A new defense to miami cocaine trafficking cases
Posted on August 21, 2009 3:00 AM EST
In Miami, Florida, cocaine trafficking and cocaine sale arrests are made on a daily basis. Once an individual has been arrested for cocaine trafficking, he or she must then hire a Miami criminal lawyer
to defend the case. Up until recently, the most common defenses in cocaine trafficking
and cocaine sale
cases has been to file a motion to suppress evidence impounded by law enforcement authorities obtained through illegal searches and seizures. Many arrests stem from narcotics dogs that alert on automobiles or boats. Until now, whenever a narcotics K-9 is alerted to a car or boat, the law in the State of Florida deemed it probable cause to search the entire contents of either mode of transportation. Many arrests stem from this type of probable cause search.
Although it may take a while for the law to change, Miami criminal defense lawyers now have another trick up their sleeves. Thanks to a recent study conducted by Dr. Yuegang Zuoand other scientists at the University of Massachusetts, Dartmouth, they have determined that between 85% and 90% of all U.S. paper currency contained alarming traces of cocaine in certain geographic areas. Of the cities tested, the paper money in Baltimore, Boston and Detroit had the highest percentage of contamination. Imagine if the scientists had tested the money in Miami, Florida, well-known as the cocaine capital of the United States.
Scientists presented the results at the 238th National Meeting of the American Chemical Society. The scientists tested bank notes from more than 30 cities in five countries including the United States, Canada, Brazil, China and Japan.
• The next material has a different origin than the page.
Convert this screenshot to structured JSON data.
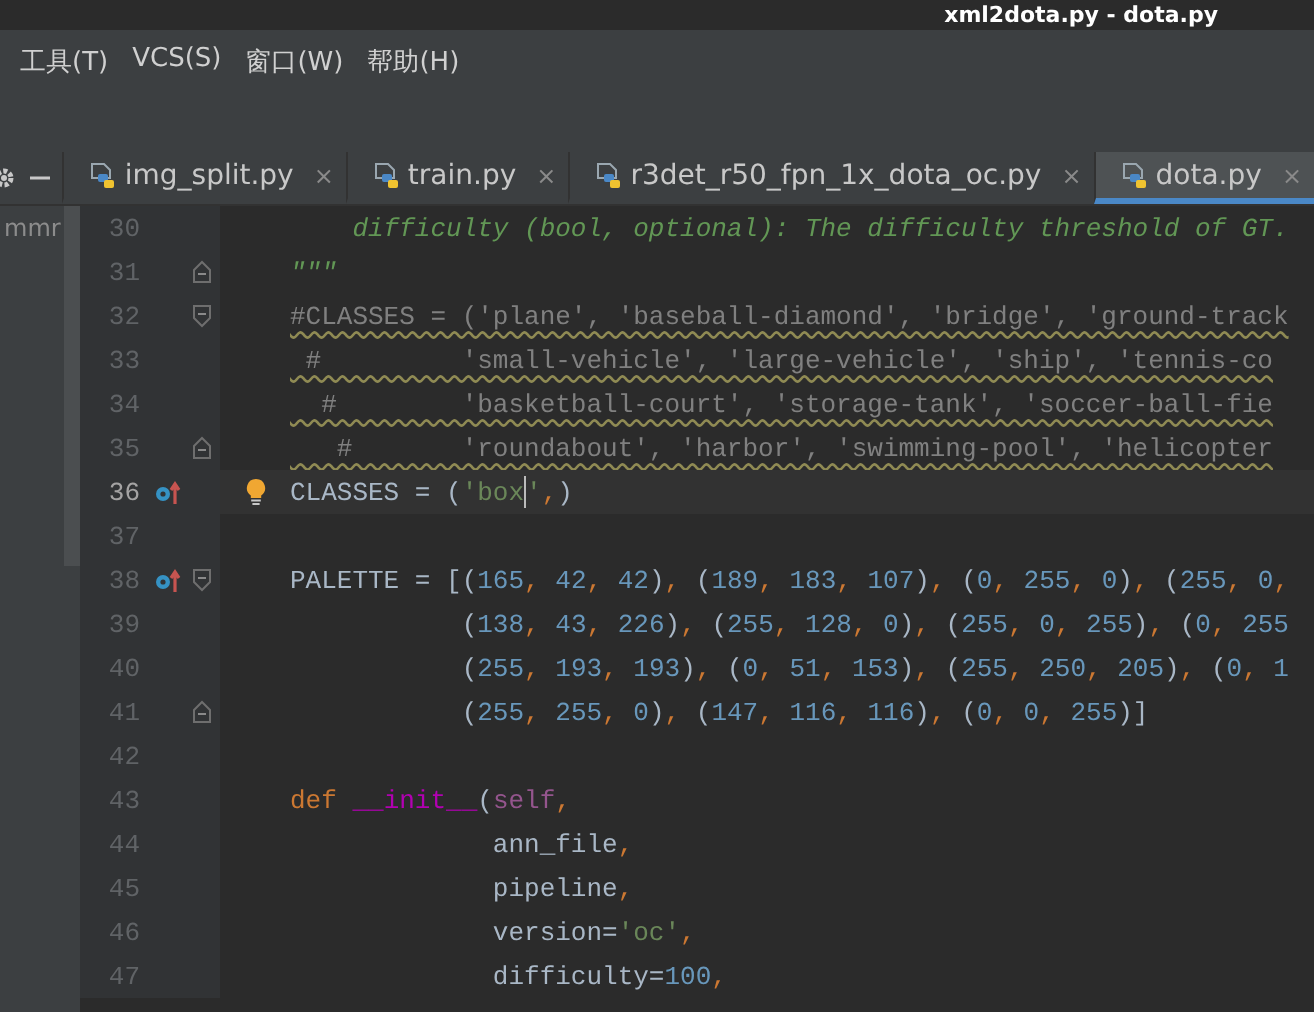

Part of the study found that the percentage of cocaine on U.S. currency had risen more than 20% over the past two years. Dr. Zuo commented that, "To my surprise, we're finding more and more cocaine on bank notes." Dr. Zuo, thought this phenomena could be due to the economic downturn which may be causing people to turn to cocaine as a method of escape.
Dr. Zuo explained that currency generally becomes tainted with cocaine when a user snorts the white powder through a rolled up note, or by handling a note with cocaine powder on his or her hands. From there the chemical compounds of the cocaine begin to transfer to clean bills in wallets, pockets and even in currency counting machines. Ultimately, cocaine is transferred to currency throughout the United States and the world. According to Dr. Zuo, the amount of cocaine
on the currency will not get a person holding the bill high. "It also won't affect your health and is unlikely interfere with blood and urine tests used for drug detection." The study revealed that cocaine levels on the currency ranged from .006 micrograms to 1,240 micrograms. This would be equal to fifty (50) grains of sand. According to Dr. Zuo, you would need 800 of the most contaminated bills to extract a gram of cocaine.
This latest study may cause the courts in the United States to alter their view of the current state of law regarding probable cause searches established by narcotics dogs alerting to vehicles and containers. Only time will tell, but the study may be able to assist a Miami defense attorney in defending a cocaine trafficking or cocaine sale case.
90% of U.S. Bills Carry Traces of Cocaine,
CNNhealth.com, August 17, 2009.